Former Sri Lankan Ambassador Pleads Guilty to Defrauding Sri Lankan Government
Attempted to Embezzle $332,027 During the Purchase of a New Embassy Building
WASHINGTON – A former ambassador for Sri Lanka pleaded guilty today to diverting and attempting to embezzle $332,027 from the government of Sri Lanka during its 2013 purchase of a new embassy building in Washington, D.C.
The announcement was made by U.S. Attorney Matthew M. Graves, Raymond Villanueva, Special Agent in Charge, Washington, D.C. Field Office, Department of Homeland Security, Homeland Security Investigations (HSI), and Wayne A. Jacobs, Special Agent in Charge of the FBI’s Washington Field Office Criminal Division.
Jaliya Chitran Wickramasuriya, 61, of Arlington, Virginia, served as ambassador for the Democratic Socialist Republic of Sri Lanka to the United States and to Mexico from 2008 to 2014. He pleaded guilty in the U.S. District Court for the District of Columbia to a charge of conspiracy to commit wire fraud. The charge carries a statutory maximum of five years in prison and potential financial penalties.
The Honorable Tanya S. Chutkan scheduled sentencing for July 20, 2022.
According to court documents, from in or around late 2012 through November 2013, Wickramasuriya devised a scheme to defraud the government of Sri Lanka during its 2013 purchase of a new embassy building in Washington, D.C. by inflating the price of the real estate transaction by $332,027 and, at closing, diverting those funds from the government to two companies which had no role in the real estate transaction. At and after the January 2013 closing, Wickramasuriya directed these payments. Later in 2013, Wickramasuriya ultimately had an equal amount of funds redirected back to government accounts, leaving the Sri Lankan government with no loss.
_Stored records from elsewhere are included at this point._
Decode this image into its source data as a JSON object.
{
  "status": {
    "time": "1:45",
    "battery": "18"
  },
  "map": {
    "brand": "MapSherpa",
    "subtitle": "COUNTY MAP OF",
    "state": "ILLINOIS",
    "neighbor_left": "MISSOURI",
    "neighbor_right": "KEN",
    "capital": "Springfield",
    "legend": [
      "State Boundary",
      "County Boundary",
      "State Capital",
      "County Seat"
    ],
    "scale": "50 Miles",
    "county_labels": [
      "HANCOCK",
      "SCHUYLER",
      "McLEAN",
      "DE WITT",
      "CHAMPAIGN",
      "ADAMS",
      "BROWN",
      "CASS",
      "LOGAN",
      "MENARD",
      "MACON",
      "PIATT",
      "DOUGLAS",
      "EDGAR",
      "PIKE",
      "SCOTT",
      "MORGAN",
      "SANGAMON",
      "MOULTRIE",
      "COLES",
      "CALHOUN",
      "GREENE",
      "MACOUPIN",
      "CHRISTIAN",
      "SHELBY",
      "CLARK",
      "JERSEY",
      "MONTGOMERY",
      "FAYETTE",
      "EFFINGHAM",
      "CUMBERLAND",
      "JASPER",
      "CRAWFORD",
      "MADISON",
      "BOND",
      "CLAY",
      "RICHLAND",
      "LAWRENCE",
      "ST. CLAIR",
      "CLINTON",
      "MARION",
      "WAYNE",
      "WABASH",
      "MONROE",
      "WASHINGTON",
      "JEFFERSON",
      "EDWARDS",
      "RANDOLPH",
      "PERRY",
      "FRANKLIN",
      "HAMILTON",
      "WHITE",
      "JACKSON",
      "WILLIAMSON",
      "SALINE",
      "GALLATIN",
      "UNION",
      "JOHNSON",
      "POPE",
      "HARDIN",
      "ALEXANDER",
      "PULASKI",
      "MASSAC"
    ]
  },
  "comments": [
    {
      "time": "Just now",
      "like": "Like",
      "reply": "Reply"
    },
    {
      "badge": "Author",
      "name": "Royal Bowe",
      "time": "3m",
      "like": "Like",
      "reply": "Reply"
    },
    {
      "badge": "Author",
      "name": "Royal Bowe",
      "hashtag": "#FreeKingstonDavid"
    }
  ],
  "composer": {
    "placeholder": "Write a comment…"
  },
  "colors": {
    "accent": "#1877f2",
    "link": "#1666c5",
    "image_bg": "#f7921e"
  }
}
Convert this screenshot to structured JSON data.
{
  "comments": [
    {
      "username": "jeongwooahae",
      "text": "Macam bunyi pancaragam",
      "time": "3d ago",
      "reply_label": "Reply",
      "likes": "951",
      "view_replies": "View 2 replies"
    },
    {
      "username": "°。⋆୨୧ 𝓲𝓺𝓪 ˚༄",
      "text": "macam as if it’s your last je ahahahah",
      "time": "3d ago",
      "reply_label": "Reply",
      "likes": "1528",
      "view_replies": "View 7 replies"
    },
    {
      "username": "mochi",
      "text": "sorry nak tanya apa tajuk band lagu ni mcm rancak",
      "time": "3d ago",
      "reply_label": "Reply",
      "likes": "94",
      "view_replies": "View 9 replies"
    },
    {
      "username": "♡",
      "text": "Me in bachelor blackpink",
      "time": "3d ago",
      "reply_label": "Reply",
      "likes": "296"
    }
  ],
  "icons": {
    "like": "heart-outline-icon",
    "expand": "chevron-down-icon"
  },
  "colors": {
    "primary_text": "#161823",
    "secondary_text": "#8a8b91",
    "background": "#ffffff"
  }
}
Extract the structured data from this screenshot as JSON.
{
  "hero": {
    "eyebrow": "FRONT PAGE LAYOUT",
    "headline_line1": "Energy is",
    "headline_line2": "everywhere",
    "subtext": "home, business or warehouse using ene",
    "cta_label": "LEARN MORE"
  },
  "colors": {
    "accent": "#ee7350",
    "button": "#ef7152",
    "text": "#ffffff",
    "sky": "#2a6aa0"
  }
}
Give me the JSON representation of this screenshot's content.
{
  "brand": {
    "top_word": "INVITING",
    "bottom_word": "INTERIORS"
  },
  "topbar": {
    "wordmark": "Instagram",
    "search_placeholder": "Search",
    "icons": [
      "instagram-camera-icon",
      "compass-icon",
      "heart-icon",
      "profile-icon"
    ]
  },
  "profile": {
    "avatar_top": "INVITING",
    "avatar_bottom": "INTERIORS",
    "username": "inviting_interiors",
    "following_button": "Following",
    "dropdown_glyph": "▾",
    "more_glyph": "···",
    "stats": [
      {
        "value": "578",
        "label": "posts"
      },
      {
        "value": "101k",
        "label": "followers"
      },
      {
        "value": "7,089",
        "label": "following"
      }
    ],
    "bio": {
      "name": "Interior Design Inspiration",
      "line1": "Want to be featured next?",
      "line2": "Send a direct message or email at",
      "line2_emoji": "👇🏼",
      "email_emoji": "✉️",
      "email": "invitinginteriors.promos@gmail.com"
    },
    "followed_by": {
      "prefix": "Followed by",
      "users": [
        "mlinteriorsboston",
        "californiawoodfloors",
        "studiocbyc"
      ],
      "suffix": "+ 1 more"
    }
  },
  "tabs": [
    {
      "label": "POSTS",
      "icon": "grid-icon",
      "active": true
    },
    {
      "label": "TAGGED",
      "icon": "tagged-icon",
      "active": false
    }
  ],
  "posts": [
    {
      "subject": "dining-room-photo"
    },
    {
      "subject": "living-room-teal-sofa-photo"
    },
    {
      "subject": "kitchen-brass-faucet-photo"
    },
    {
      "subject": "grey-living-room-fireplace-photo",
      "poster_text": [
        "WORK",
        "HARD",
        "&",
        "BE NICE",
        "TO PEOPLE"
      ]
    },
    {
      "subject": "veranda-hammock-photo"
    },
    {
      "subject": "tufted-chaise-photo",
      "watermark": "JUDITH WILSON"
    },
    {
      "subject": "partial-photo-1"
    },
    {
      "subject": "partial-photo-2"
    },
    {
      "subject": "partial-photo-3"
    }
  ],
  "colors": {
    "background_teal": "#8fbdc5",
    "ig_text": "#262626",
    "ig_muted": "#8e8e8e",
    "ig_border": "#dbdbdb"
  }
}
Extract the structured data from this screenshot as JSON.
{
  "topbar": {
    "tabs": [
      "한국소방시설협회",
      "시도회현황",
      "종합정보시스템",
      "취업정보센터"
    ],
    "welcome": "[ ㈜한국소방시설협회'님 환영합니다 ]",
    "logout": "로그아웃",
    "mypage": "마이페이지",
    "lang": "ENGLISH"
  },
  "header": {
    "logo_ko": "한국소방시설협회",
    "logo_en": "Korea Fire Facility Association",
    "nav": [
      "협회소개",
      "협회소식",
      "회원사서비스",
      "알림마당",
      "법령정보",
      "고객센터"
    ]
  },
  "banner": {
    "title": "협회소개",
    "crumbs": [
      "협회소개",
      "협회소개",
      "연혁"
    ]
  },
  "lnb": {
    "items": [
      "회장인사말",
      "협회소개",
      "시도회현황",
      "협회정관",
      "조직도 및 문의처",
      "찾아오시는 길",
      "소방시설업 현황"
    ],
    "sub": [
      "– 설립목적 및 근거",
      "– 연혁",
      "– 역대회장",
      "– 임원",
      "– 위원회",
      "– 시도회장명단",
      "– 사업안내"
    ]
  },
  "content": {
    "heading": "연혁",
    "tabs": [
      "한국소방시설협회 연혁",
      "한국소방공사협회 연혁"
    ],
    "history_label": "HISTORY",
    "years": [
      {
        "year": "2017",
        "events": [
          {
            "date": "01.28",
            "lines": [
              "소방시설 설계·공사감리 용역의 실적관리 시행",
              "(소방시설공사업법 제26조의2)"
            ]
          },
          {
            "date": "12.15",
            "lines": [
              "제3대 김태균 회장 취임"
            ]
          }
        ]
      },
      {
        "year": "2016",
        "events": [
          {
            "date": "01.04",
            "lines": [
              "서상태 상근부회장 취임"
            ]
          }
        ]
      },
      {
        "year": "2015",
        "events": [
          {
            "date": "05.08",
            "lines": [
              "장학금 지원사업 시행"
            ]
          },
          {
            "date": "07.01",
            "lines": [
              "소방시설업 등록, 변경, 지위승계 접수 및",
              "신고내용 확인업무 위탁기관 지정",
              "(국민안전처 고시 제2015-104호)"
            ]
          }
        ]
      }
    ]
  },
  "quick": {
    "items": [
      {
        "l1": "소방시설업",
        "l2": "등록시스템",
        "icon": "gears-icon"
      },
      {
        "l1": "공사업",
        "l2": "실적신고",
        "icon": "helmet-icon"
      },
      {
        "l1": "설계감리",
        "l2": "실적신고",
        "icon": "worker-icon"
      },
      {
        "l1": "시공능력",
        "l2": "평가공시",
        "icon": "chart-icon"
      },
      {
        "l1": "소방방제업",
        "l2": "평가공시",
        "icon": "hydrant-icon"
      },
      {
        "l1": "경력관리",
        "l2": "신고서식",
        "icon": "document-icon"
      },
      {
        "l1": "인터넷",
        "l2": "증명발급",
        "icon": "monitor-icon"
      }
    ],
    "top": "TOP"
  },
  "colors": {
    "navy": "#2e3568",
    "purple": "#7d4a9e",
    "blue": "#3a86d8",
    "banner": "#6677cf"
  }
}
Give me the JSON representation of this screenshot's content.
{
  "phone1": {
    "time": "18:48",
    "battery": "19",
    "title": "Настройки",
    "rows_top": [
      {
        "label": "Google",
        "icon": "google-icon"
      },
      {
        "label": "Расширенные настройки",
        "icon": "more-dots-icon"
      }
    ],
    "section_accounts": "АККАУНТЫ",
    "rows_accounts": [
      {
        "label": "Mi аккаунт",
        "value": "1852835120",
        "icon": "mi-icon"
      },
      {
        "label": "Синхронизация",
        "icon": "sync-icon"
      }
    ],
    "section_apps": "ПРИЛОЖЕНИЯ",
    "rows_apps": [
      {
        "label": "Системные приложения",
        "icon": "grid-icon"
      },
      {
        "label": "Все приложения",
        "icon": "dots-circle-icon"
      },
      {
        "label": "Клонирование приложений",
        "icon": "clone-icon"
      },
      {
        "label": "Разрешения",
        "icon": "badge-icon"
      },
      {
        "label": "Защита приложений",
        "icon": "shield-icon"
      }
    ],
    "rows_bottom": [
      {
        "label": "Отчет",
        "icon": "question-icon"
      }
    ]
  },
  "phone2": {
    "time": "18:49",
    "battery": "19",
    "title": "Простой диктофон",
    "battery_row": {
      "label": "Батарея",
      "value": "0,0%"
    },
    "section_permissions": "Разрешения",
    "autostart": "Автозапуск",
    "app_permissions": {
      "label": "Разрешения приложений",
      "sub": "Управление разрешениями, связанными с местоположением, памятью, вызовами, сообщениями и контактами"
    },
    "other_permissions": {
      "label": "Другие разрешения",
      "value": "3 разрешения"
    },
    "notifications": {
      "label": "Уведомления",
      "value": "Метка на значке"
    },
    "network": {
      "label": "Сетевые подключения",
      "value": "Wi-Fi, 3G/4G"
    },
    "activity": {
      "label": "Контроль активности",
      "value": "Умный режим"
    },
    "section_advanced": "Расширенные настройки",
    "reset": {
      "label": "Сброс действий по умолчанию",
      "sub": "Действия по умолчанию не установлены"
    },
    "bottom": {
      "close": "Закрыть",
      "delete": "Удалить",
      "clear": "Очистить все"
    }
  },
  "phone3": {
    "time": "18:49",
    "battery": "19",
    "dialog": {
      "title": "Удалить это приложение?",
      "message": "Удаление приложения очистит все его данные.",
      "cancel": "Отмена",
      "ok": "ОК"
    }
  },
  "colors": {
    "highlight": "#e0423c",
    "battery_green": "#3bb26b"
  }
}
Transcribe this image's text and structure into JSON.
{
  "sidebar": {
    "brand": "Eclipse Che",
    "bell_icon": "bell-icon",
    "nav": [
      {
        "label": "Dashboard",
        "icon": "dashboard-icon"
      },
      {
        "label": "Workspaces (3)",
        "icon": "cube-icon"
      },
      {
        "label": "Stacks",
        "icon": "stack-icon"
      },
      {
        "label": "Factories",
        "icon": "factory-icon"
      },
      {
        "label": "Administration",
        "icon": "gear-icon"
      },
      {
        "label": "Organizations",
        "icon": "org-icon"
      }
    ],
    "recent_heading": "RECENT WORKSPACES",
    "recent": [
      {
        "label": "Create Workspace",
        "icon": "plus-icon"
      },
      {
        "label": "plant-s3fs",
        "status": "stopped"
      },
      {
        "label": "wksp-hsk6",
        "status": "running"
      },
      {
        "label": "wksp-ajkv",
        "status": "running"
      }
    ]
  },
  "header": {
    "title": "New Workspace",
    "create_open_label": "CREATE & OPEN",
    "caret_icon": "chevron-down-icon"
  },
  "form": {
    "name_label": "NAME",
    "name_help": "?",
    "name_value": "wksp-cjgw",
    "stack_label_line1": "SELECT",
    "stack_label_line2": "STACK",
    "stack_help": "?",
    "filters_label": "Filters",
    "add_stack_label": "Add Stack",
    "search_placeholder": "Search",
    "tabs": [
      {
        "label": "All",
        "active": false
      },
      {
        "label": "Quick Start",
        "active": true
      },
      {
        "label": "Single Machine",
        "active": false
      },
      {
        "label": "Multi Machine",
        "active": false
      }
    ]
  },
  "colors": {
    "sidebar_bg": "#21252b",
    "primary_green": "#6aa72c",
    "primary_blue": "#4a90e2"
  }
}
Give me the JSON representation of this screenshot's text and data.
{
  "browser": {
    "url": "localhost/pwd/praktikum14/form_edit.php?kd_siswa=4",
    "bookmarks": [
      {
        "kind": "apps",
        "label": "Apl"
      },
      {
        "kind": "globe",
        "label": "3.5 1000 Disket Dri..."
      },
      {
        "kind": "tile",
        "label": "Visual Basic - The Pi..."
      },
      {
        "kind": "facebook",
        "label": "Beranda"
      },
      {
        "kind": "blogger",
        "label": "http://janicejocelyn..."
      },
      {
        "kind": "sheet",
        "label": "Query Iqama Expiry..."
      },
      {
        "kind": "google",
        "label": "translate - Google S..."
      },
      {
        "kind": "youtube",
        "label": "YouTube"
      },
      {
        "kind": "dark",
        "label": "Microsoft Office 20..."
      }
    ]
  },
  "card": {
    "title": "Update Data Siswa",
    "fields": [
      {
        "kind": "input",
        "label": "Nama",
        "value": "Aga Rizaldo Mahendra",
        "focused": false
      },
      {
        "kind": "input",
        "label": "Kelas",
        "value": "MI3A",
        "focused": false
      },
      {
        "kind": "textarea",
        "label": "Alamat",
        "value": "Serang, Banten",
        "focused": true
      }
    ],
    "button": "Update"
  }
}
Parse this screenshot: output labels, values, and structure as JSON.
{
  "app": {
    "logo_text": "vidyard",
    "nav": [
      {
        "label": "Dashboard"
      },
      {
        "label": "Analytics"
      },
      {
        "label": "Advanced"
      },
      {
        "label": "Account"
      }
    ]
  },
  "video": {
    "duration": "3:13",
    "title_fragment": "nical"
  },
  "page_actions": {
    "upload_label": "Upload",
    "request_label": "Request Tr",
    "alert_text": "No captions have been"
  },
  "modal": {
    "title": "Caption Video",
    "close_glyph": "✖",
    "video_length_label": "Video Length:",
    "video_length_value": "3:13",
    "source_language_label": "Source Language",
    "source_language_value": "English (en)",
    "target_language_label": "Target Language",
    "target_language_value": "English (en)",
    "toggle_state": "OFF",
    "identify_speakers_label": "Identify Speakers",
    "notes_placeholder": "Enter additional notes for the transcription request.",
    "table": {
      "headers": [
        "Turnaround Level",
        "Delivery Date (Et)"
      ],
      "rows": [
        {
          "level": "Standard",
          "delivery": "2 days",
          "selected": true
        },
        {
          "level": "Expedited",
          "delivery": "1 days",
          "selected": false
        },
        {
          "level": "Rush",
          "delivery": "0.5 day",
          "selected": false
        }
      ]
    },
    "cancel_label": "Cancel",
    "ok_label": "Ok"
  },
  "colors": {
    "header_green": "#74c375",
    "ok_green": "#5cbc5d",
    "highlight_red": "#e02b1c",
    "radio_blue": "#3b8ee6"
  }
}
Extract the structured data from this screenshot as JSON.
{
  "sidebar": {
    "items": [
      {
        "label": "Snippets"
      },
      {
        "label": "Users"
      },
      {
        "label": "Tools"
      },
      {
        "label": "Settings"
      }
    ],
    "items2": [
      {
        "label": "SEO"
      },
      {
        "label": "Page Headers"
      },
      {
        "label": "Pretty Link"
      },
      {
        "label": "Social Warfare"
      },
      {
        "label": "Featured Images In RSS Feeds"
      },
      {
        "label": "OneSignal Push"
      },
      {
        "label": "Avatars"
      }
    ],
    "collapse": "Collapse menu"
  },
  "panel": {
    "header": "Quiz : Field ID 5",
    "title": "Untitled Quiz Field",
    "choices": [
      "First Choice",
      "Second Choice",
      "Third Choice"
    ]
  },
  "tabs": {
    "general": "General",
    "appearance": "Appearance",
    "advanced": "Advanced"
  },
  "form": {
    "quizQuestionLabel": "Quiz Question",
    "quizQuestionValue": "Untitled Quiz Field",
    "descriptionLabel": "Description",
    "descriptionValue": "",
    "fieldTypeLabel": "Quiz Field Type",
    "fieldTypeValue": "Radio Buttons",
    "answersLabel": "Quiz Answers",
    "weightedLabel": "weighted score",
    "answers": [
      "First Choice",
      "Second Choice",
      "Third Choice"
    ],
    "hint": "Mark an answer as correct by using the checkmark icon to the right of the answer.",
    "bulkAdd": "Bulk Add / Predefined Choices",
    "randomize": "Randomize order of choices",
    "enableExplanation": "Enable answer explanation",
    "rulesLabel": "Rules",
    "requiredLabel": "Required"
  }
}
In announcing the plea, U.S. Attorney Graves, HSI Special Agent in Charge Villanueva, and FBI Special Agent in Charge Jacobs commended the work of those who investigated the case from Homeland Security Investigations and FBI. They also acknowledged the efforts of those who handled the prosecution of the case, including Paralegal Specialists Brian Rickers and Angela DeFalco, Special Assistant U.S. Attorneys Matthew Grisier, Alejandra Arias and Steven Brantley, of the Money Laundering and Asset Recovery Section of the Department of Justice, Assistant U.S. Attorney Arvind Lal of the U.S. Attorney’s Office for the District of Columbia, and Christian A. Levesque, Acting Deputy Chief of the Human Rights and Special Prosecutions (HRSP) Section of the Department’s Criminal Division. They also expressed appreciation for the assistance of the Justice Department’s Office of International Affairs.